That is a little bit of good, downright, foreground painting —no mistake about it; daisy, and shadow, and stone texture and all. Our painters must come to this before they have done their duty : and yet, on the other hand, let them beware of finishing, for the sake of finish', all over their picture. The ground is not to be all over daisies, nor is every daisy to have its star-shaped shadow; there is as much finish in the right concealment of things as in the right exhbition of them; and while I demand this amount of specific character where nature shows it, I demand equal fidelity to her where she conceals it. To paint mist rightly, space rightly, and light rightly, it may be often necessary to paint nothing else rightly, but the rule is simple for all that; if the artist is painting something that he knows and loves, as he knows it because he loves it, whether it be the fair strawberry of Cima, or the clear sky of Francia, or the blazing incomprehensible mist of Turner, he is all right; but the moment he does anything as he thinks it ought to be, because he does not care about it, he is all wrong. He has only to ask himself whether he cares for anything except himself; so far as he does he will make a good picture ; so far as he thinks of himself a vile one. This is the root of the viciousness of the whole French school. Industry they have, learning they have, power they have, feeling they have, yet not so much feeling as ever to force them to forget themselves even for a moment; the ruling motive is invariably vanity, and the picture therefore an abortion.

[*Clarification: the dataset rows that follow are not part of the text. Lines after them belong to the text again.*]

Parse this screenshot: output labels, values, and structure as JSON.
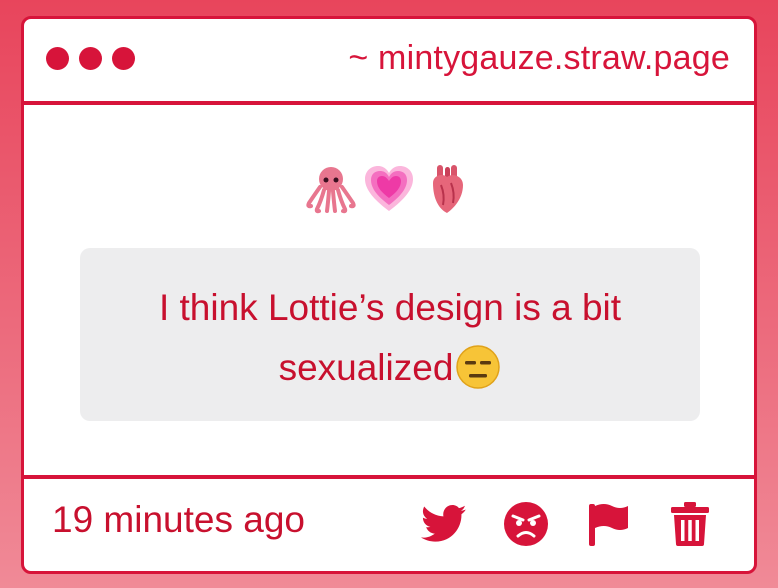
{
  "window": {
    "url": "~ mintygauze.straw.page",
    "accent_color": "#d7143a"
  },
  "message": {
    "emojis": [
      "octopus-emoji",
      "growing-heart-emoji",
      "anatomical-heart-emoji"
    ],
    "text": "I think Lottie’s design is a bit sexualized",
    "trailing_emoji": "expressionless-face-emoji"
  },
  "footer": {
    "timestamp": "19 minutes ago",
    "actions": [
      "twitter-icon",
      "angry-face-icon",
      "flag-icon",
      "trash-icon"
    ]
  }
}
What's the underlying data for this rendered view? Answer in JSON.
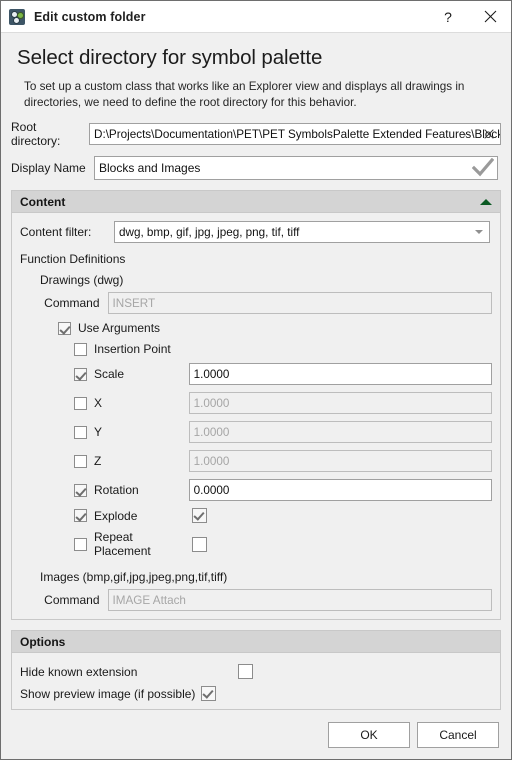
{
  "window": {
    "title": "Edit custom folder",
    "icon": "folder-symbols-icon",
    "help_label": "?",
    "close_label": "×"
  },
  "header": {
    "title": "Select directory for symbol palette",
    "description": "To set up a custom class that works like an Explorer view and displays all drawings in directories, we need to define the root directory for this behavior."
  },
  "root_directory": {
    "label": "Root directory:",
    "value": "D:\\Projects\\Documentation\\PET\\PET SymbolsPalette Extended Features\\Blocks",
    "browse_label": "···",
    "clear_label": "×"
  },
  "display_name": {
    "label": "Display Name",
    "value": "Blocks and Images",
    "valid_icon": "checkmark-icon"
  },
  "content": {
    "title": "Content",
    "collapse_icon": "chevron-up-icon",
    "filter": {
      "label": "Content filter:",
      "value": "dwg, bmp, gif, jpg, jpeg, png, tif, tiff"
    },
    "function_definitions_label": "Function Definitions",
    "drawings": {
      "label": "Drawings (dwg)",
      "command": {
        "label": "Command",
        "value": "INSERT",
        "disabled": true
      },
      "use_arguments": {
        "label": "Use Arguments",
        "checked": true
      },
      "arguments": [
        {
          "label": "Insertion Point",
          "checked": false,
          "type": "none"
        },
        {
          "label": "Scale",
          "checked": true,
          "type": "text",
          "value": "1.0000",
          "disabled": false
        },
        {
          "label": "X",
          "checked": false,
          "type": "text",
          "value": "1.0000",
          "disabled": true
        },
        {
          "label": "Y",
          "checked": false,
          "type": "text",
          "value": "1.0000",
          "disabled": true
        },
        {
          "label": "Z",
          "checked": false,
          "type": "text",
          "value": "1.0000",
          "disabled": true
        },
        {
          "label": "Rotation",
          "checked": true,
          "type": "text",
          "value": "0.0000",
          "disabled": false
        },
        {
          "label": "Explode",
          "checked": true,
          "type": "checkbox",
          "value_checked": true
        },
        {
          "label": "Repeat Placement",
          "checked": false,
          "type": "checkbox",
          "value_checked": false
        }
      ]
    },
    "images": {
      "label": "Images (bmp,gif,jpg,jpeg,png,tif,tiff)",
      "command": {
        "label": "Command",
        "value": "IMAGE Attach",
        "disabled": true
      }
    }
  },
  "options": {
    "title": "Options",
    "items": [
      {
        "label": "Hide known extension",
        "checked": false
      },
      {
        "label": "Show preview image (if possible)",
        "checked": true
      }
    ]
  },
  "footer": {
    "ok_label": "OK",
    "cancel_label": "Cancel"
  },
  "colors": {
    "accent_green": "#0b5a23",
    "titlebar_bg": "#ffffff",
    "body_bg": "#f0f0f0",
    "group_header_bg": "#d4d4d4"
  }
}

Returning to the pictures of the religious Ikies or "there- schools, we find that their open skies are also of the how" valuable! highest value. Their preciousness is such that no ineof MaMcci"" subsequent schools can by comparison be said to B2ii?nT"Mdfthe have painted sky at all, but only clouds, or mist, or Giorgione. blue canopies. The golden sky of Marco Basaiti in

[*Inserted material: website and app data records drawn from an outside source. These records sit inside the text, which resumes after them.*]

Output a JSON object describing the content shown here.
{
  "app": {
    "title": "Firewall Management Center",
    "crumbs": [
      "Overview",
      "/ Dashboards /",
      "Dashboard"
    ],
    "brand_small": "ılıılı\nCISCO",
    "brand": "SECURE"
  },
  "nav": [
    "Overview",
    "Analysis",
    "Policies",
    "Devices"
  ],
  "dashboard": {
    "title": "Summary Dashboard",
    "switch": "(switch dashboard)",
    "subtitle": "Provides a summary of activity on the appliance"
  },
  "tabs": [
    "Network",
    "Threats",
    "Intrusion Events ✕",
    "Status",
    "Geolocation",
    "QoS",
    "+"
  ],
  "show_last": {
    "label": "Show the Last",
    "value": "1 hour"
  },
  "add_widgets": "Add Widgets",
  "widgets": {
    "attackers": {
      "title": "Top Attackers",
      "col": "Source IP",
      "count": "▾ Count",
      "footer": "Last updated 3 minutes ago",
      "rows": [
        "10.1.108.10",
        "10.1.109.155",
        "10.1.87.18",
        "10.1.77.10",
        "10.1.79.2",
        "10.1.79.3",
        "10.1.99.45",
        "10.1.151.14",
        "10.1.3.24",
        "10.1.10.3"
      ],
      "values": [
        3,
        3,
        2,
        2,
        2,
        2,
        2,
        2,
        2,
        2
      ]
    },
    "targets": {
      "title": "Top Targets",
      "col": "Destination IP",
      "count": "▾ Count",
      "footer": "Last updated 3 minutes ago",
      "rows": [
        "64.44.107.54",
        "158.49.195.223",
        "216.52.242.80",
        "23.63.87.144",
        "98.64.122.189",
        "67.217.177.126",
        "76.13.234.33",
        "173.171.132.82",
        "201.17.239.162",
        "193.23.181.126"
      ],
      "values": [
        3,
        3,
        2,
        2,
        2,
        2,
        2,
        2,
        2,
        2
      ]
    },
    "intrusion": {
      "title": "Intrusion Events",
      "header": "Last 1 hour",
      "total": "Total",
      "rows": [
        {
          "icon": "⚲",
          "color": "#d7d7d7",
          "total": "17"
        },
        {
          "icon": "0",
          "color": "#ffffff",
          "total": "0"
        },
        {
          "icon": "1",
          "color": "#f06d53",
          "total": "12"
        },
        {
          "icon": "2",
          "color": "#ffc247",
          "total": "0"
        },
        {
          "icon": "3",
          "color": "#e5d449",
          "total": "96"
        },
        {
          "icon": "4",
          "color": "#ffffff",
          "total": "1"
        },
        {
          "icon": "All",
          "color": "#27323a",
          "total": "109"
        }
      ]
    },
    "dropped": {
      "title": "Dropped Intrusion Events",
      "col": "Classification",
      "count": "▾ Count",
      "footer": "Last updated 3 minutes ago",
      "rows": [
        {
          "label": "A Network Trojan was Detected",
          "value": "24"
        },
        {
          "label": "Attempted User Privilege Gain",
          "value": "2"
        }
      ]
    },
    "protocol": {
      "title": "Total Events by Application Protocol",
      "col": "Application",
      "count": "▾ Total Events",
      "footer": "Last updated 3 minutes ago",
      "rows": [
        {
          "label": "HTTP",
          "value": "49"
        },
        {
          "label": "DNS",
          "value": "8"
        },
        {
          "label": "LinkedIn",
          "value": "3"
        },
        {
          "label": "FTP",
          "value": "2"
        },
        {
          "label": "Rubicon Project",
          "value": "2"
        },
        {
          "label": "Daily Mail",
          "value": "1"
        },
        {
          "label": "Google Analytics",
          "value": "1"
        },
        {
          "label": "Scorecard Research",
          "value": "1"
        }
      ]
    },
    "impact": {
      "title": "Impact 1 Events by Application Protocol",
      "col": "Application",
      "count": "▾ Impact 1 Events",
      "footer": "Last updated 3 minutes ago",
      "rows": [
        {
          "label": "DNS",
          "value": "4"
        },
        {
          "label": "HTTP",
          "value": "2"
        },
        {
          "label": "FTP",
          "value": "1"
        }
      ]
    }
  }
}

the Academy of Venice altogether overpowers and renders value
less that of Titian beside it. Those of Francia in the gallery of Bologna are even more wonderful, because cooler in tone and behind figures in full light. The touches of white light in the horizon of Angelico,s Last Judgment are felt and wrought with equal truth. The dignified and simple forms of cloud in repose are often by these painters sublimely expressed, but of changeful cloud form they show no examples. The architecture, mountains, and water of these distances are commonly conventional; motires are to be found in them of the highest beauty, and especially remarkable for quantity and meaning of incident; but they can only be studied or accepted in the particular feeling that produced them. It may generally be observed that whatever has been the result of strong emotion is ill seen unless through the medium of such emotion, and will lead to conclusions utterly false and perilous, if it be made a subject of coldhearted observance, or an object-of systematic imitation. One piece of genuine mountain drawing, however, occurs in the landscape of Masaccio,s Tribute Money. It is impossible to say what strange results might have taken place in this particular field of art, or how suddenly a great school of landscape might have arisen, had the life of this great painter been prolonged. Of this particular fresco I shall have much to say hereafter. The two brothers Bellini gave a marked and vigorous impulse to the landscape of Venice, of Gentile,s architecture I shall speak" presently. Giovanni,s, though in style less interesting and in place less prominent, occurring chiefly as a kind of frame to his pictures, connecting them with the architecture of the churches for which they were intended, is in refinement of realization, I suppose, quite unrivalled, especially in passages requiring pure gradation, as the hollows of vaultings. That of Veronese would look ghostly beside it; that of Titian lightless. His landscape is occasionally quaint and strange like Giorgione,s, and as fine in color, as that behind the Madonna in the Brera gallery at Milan ; but a more truthful fragment occurs in the picture in San Francesco della Vigna at Venice; and in the picture of St. Jerome in the church of San Grisostomo, the landscape is as perfect and beautiful as any background may legitimately be, and finer, as far as it goes, than anything of Titian's. It is remarkable for the absolute truth of its sky